The problem: Below are some records. How many of their lines contain the string "ttrack"? Give the number only.

Component data from apps and pages:
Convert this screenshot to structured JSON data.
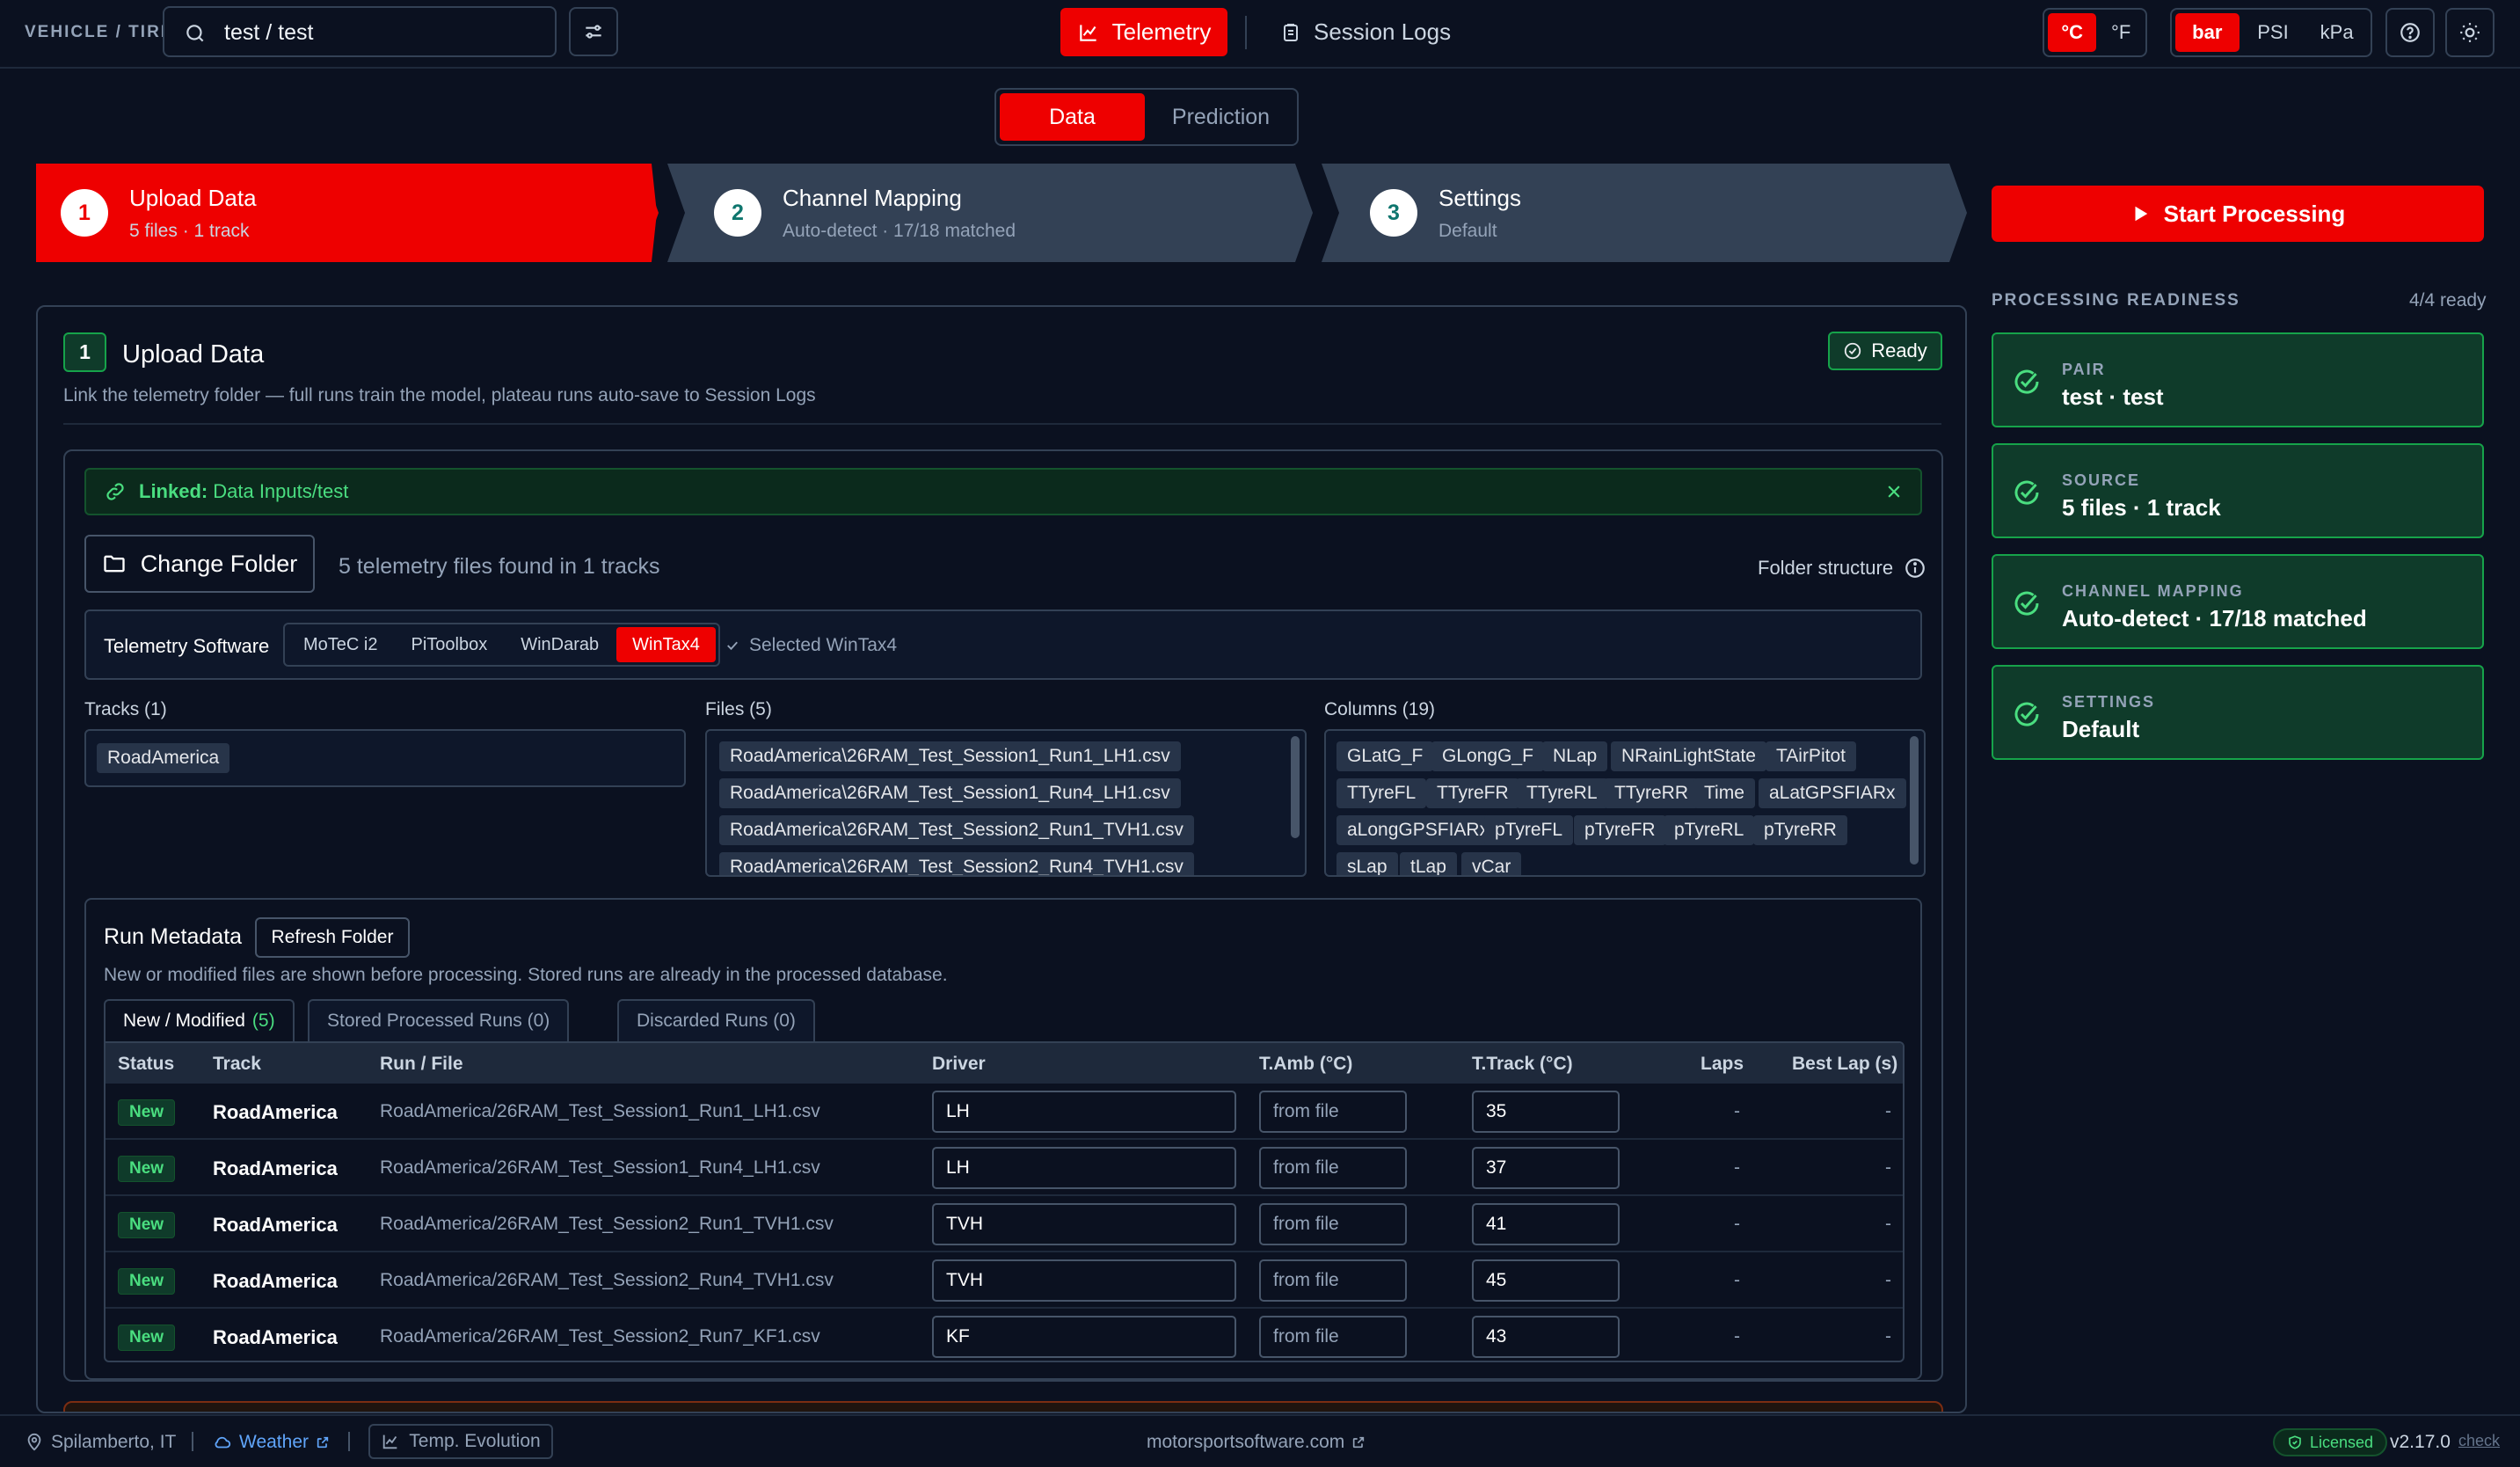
{
  "topbar": {
    "vehicle_tire_label": "VEHICLE / TIRE",
    "search_value": "test / test",
    "telemetry_label": "Telemetry",
    "session_logs_label": "Session Logs",
    "temp_units": [
      "°C",
      "°F"
    ],
    "temp_selected": "°C",
    "pressure_units": [
      "bar",
      "PSI",
      "kPa"
    ],
    "pressure_selected": "bar"
  },
  "mode_toggle": {
    "data": "Data",
    "prediction": "Prediction",
    "selected": "Data"
  },
  "steps": [
    {
      "number": "1",
      "title": "Upload Data",
      "subtitle": "5 files · 1 track",
      "active": true
    },
    {
      "number": "2",
      "title": "Channel Mapping",
      "subtitle": "Auto-detect · 17/18 matched",
      "active": false
    },
    {
      "number": "3",
      "title": "Settings",
      "subtitle": "Default",
      "active": false
    }
  ],
  "start_processing_label": "Start Processing",
  "upload": {
    "step_badge": "1",
    "title": "Upload Data",
    "subtitle": "Link the telemetry folder — full runs train the model, plateau runs auto-save to Session Logs",
    "ready_label": "Ready",
    "linked_label": "Linked:",
    "linked_path": "Data Inputs/test",
    "change_folder_label": "Change Folder",
    "found_text": "5 telemetry files found in 1 tracks",
    "folder_structure_label": "Folder structure",
    "software_label": "Telemetry Software",
    "software_options": [
      "MoTeC i2",
      "PiToolbox",
      "WinDarab",
      "WinTax4"
    ],
    "software_selected": "WinTax4",
    "software_selected_text": "Selected WinTax4",
    "tracks_header": "Tracks (1)",
    "tracks": [
      "RoadAmerica"
    ],
    "files_header": "Files (5)",
    "files": [
      "RoadAmerica\\26RAM_Test_Session1_Run1_LH1.csv",
      "RoadAmerica\\26RAM_Test_Session1_Run4_LH1.csv",
      "RoadAmerica\\26RAM_Test_Session2_Run1_TVH1.csv",
      "RoadAmerica\\26RAM_Test_Session2_Run4_TVH1.csv"
    ],
    "columns_header": "Columns (19)",
    "columns": [
      "GLatG_F",
      "GLongG_F",
      "NLap",
      "NRainLightState",
      "TAirPitot",
      "TTyreFL",
      "TTyreFR",
      "TTyreRL",
      "TTyreRR",
      "Time",
      "aLatGPSFIARx",
      "aLongGPSFIARx",
      "pTyreFL",
      "pTyreFR",
      "pTyreRL",
      "pTyreRR",
      "sLap",
      "tLap",
      "vCar"
    ]
  },
  "run_metadata": {
    "title": "Run Metadata",
    "refresh_label": "Refresh Folder",
    "subtitle": "New or modified files are shown before processing. Stored runs are already in the processed database.",
    "tabs": [
      {
        "label": "New / Modified",
        "count": "(5)"
      },
      {
        "label": "Stored Processed Runs (0)",
        "count": ""
      },
      {
        "label": "Discarded Runs (0)",
        "count": ""
      }
    ],
    "columns": [
      "Status",
      "Track",
      "Run / File",
      "Driver",
      "T.Amb (°C)",
      "T.Track (°C)",
      "Laps",
      "Best Lap (s)"
    ],
    "tamb_placeholder": "from file",
    "rows": [
      {
        "status": "New",
        "track": "RoadAmerica",
        "file": "RoadAmerica/26RAM_Test_Session1_Run1_LH1.csv",
        "driver": "LH",
        "ttrack": "35",
        "laps": "-",
        "best": "-"
      },
      {
        "status": "New",
        "track": "RoadAmerica",
        "file": "RoadAmerica/26RAM_Test_Session1_Run4_LH1.csv",
        "driver": "LH",
        "ttrack": "37",
        "laps": "-",
        "best": "-"
      },
      {
        "status": "New",
        "track": "RoadAmerica",
        "file": "RoadAmerica/26RAM_Test_Session2_Run1_TVH1.csv",
        "driver": "TVH",
        "ttrack": "41",
        "laps": "-",
        "best": "-"
      },
      {
        "status": "New",
        "track": "RoadAmerica",
        "file": "RoadAmerica/26RAM_Test_Session2_Run4_TVH1.csv",
        "driver": "TVH",
        "ttrack": "45",
        "laps": "-",
        "best": "-"
      },
      {
        "status": "New",
        "track": "RoadAmerica",
        "file": "RoadAmerica/26RAM_Test_Session2_Run7_KF1.csv",
        "driver": "KF",
        "ttrack": "43",
        "laps": "-",
        "best": "-"
      }
    ]
  },
  "readiness": {
    "label": "PROCESSING READINESS",
    "count": "4/4 ready",
    "cards": [
      {
        "label": "PAIR",
        "value": "test · test"
      },
      {
        "label": "SOURCE",
        "value": "5 files · 1 track"
      },
      {
        "label": "CHANNEL MAPPING",
        "value": "Auto-detect · 17/18 matched"
      },
      {
        "label": "SETTINGS",
        "value": "Default"
      }
    ]
  },
  "footer": {
    "location": "Spilamberto, IT",
    "weather": "Weather",
    "temp_evolution": "Temp. Evolution",
    "site": "motorsportsoftware.com",
    "licensed": "Licensed",
    "version": "v2.17.0",
    "check": "check"
  },
  "colors": {
    "accent": "#ee0000",
    "success": "#16a34a",
    "background": "#0b1120"
  }
}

Exercise response: 5